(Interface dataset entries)
^^^^^^^^^^^^^^^^

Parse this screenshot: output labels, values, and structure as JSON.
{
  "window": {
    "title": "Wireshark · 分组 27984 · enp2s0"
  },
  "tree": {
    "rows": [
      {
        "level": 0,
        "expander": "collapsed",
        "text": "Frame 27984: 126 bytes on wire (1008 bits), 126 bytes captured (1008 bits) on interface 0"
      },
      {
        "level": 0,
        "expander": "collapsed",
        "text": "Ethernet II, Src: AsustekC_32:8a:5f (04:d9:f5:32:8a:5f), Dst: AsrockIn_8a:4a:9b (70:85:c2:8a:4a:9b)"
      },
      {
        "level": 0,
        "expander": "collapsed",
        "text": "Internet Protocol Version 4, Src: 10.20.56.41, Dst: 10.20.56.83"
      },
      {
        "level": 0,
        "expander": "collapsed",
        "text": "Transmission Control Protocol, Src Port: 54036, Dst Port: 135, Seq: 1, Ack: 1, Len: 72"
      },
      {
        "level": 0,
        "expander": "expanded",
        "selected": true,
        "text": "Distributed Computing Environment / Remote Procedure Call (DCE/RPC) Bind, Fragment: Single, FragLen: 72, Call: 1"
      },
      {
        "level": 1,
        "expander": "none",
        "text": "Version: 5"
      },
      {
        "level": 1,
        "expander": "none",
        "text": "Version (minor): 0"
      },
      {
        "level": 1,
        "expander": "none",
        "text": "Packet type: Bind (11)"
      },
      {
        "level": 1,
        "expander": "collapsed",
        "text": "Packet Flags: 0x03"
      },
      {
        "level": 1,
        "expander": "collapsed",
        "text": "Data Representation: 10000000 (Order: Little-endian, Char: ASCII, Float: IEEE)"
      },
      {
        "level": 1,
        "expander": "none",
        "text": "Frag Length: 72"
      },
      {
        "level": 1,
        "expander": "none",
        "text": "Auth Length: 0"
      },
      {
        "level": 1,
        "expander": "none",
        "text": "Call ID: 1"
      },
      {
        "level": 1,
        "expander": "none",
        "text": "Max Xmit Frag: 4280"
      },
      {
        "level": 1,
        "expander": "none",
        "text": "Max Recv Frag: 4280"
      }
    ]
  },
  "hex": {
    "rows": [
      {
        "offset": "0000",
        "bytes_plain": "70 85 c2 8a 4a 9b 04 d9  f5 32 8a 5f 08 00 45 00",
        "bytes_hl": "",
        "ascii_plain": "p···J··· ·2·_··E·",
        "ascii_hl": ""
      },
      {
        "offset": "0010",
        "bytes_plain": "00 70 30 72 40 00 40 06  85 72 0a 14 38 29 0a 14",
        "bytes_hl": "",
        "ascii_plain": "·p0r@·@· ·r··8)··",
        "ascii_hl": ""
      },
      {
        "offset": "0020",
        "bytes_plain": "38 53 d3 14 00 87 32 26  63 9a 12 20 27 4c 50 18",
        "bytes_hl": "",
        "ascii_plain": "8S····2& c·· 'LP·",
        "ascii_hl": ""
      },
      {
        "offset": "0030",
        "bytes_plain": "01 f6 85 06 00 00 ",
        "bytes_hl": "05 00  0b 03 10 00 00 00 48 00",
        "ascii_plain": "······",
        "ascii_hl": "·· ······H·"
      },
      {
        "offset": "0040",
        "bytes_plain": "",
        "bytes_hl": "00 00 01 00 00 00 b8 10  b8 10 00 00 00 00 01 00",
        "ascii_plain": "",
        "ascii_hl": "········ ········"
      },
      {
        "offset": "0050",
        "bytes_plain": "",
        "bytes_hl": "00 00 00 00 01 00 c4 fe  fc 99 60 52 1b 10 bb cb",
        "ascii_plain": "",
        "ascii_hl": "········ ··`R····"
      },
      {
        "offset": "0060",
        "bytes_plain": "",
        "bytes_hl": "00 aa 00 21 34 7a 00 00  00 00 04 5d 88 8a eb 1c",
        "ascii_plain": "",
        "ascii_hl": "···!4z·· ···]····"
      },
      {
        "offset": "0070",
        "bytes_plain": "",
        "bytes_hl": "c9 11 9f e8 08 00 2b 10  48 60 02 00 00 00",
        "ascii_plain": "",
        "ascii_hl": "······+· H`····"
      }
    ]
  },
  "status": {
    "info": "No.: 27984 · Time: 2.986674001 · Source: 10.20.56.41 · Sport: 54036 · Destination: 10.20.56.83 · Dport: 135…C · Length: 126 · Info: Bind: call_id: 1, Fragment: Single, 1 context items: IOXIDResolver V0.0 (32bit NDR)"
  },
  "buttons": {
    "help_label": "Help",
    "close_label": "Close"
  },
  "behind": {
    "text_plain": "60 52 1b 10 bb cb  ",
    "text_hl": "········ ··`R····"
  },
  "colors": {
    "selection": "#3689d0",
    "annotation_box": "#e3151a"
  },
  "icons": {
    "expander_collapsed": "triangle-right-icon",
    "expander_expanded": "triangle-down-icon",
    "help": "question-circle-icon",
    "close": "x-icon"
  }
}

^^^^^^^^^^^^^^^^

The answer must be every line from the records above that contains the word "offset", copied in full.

Completed exercise:
        "offset": "0000",
        "offset": "0010",
        "offset": "0020",
        "offset": "0030",
        "offset": "0040",
        "offset": "0050",
        "offset": "0060",
        "offset": "0070",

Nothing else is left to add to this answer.